Start of RECORDS SHOWN

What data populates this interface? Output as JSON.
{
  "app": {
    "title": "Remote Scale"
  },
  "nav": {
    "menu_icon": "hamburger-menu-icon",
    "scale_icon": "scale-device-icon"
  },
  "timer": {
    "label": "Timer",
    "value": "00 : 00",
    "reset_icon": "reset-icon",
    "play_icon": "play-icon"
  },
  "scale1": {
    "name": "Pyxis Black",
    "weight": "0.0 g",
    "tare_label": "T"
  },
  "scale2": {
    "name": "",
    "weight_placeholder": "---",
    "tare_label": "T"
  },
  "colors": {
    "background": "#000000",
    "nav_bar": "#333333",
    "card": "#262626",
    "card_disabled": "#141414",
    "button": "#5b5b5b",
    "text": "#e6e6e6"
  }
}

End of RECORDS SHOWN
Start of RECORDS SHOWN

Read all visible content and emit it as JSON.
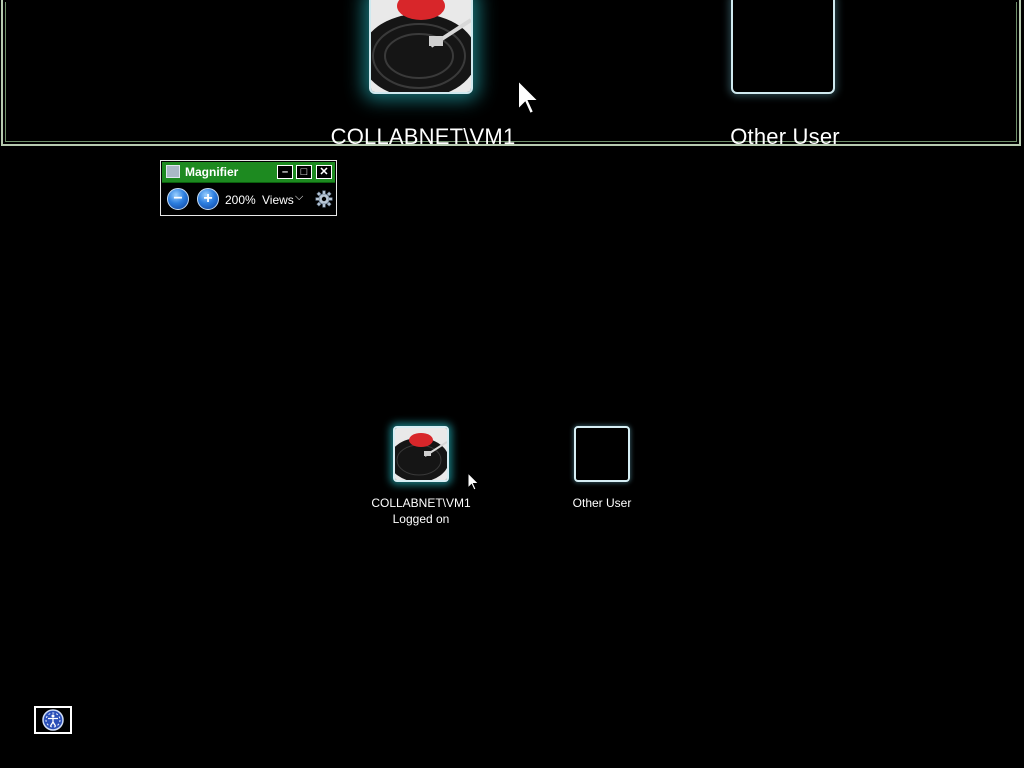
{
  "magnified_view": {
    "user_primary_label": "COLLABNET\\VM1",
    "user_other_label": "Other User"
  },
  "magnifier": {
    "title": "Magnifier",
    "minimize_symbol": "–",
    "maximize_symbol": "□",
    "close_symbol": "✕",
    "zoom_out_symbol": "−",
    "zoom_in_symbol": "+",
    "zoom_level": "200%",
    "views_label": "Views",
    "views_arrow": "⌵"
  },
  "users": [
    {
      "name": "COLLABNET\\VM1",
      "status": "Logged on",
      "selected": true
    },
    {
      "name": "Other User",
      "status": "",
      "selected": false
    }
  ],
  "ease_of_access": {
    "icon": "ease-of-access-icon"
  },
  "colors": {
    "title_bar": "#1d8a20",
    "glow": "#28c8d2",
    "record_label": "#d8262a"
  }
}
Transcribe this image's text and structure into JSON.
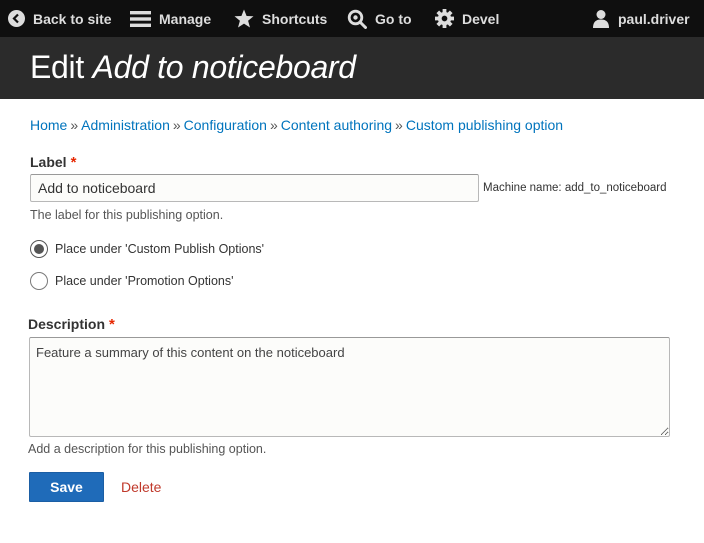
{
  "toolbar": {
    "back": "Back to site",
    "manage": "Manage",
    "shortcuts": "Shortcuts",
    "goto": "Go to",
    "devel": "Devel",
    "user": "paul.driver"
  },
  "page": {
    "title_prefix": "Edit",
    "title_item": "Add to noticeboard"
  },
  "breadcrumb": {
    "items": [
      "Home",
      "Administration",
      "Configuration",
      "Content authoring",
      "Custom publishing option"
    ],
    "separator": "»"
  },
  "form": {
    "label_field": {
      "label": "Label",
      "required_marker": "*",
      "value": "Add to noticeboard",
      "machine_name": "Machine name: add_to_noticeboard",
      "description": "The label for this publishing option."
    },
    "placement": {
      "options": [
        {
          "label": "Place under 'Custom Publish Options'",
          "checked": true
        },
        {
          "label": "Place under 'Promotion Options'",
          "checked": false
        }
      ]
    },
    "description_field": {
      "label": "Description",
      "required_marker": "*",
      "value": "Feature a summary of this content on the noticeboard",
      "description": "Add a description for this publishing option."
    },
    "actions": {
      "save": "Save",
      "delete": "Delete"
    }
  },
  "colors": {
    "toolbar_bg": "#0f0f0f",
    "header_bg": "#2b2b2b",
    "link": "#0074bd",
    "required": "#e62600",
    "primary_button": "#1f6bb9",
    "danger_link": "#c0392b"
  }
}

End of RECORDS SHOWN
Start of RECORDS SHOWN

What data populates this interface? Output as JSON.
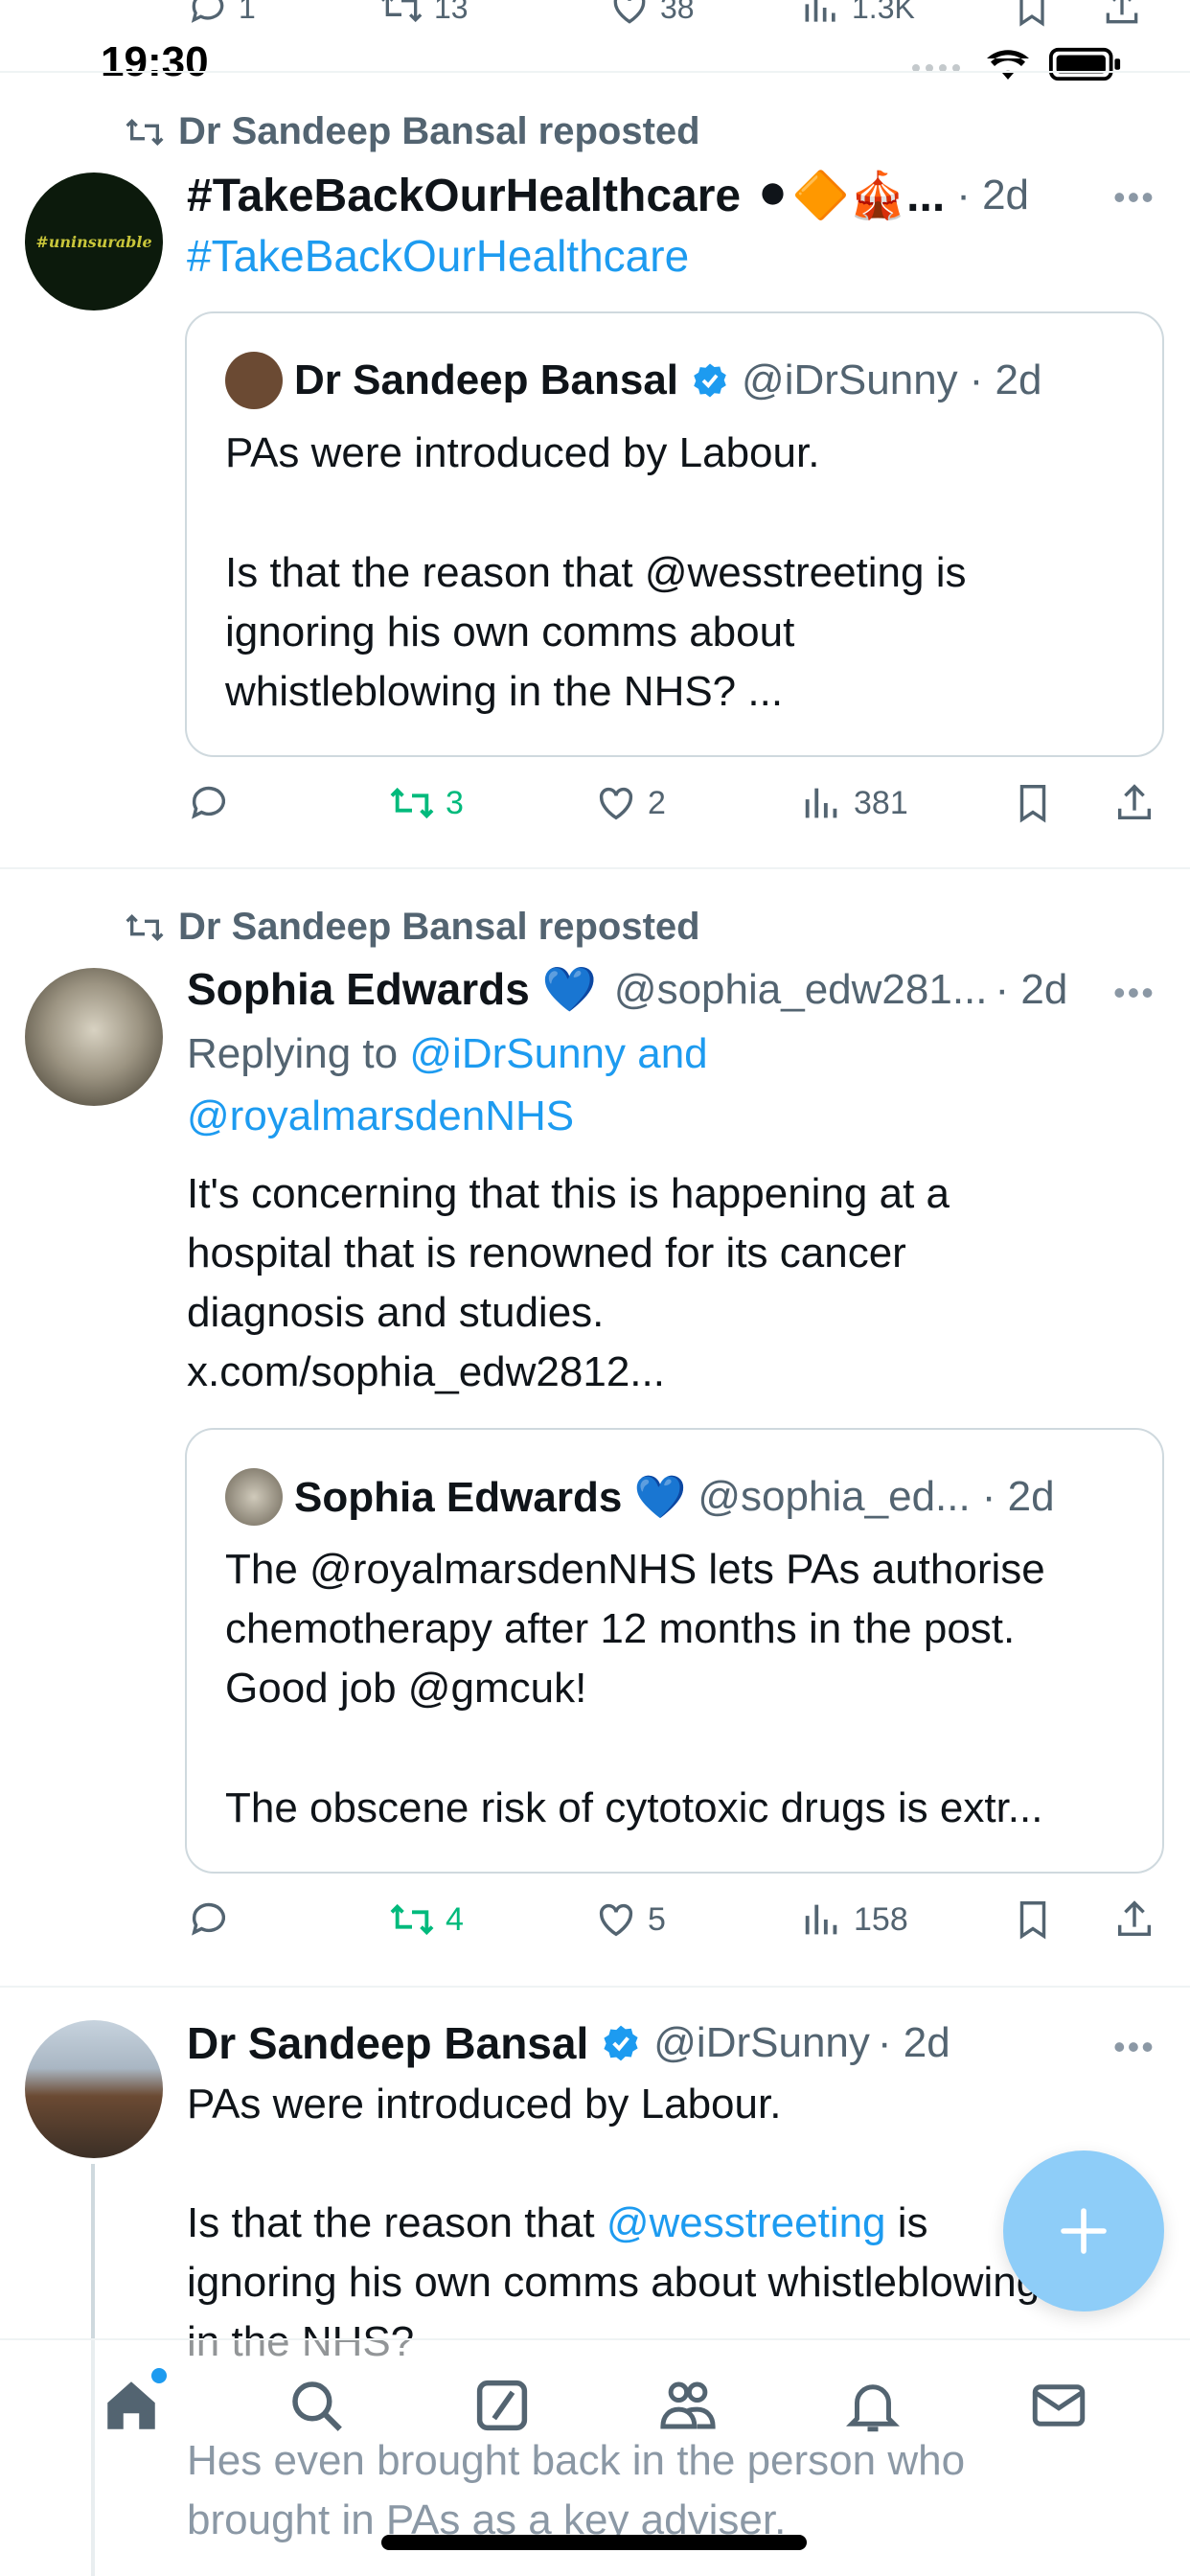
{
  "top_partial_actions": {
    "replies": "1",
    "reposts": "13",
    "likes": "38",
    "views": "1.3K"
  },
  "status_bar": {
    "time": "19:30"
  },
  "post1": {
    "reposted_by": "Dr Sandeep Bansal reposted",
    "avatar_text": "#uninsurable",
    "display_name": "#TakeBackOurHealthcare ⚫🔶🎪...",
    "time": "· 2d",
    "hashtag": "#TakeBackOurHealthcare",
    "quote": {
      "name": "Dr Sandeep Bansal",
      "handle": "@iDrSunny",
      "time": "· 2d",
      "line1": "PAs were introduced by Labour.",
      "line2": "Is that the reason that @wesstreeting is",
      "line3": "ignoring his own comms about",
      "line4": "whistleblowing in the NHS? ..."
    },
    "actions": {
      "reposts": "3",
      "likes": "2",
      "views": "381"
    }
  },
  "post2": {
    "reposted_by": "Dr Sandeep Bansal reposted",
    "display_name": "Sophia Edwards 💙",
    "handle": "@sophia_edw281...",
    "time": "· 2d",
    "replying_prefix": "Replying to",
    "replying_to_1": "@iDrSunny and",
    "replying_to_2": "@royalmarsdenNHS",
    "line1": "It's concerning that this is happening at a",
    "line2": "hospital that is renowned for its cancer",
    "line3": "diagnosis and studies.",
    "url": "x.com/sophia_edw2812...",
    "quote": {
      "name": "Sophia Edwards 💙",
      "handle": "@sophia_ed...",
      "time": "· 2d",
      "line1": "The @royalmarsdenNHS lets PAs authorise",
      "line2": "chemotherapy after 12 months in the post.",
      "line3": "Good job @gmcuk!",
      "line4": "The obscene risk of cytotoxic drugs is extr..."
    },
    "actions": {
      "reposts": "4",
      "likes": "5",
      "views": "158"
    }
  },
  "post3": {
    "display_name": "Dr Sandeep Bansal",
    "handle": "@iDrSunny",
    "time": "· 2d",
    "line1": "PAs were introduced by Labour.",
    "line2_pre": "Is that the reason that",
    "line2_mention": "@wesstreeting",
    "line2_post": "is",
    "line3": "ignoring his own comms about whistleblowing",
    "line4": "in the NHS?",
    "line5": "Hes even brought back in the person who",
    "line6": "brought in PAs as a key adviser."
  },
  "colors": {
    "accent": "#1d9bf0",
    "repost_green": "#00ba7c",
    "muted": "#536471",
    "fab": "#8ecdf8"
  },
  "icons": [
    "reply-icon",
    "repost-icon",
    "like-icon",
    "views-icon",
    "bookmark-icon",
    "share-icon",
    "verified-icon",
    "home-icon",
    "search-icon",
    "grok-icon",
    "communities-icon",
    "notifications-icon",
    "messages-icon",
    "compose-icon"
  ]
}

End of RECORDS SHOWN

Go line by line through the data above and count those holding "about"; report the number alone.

2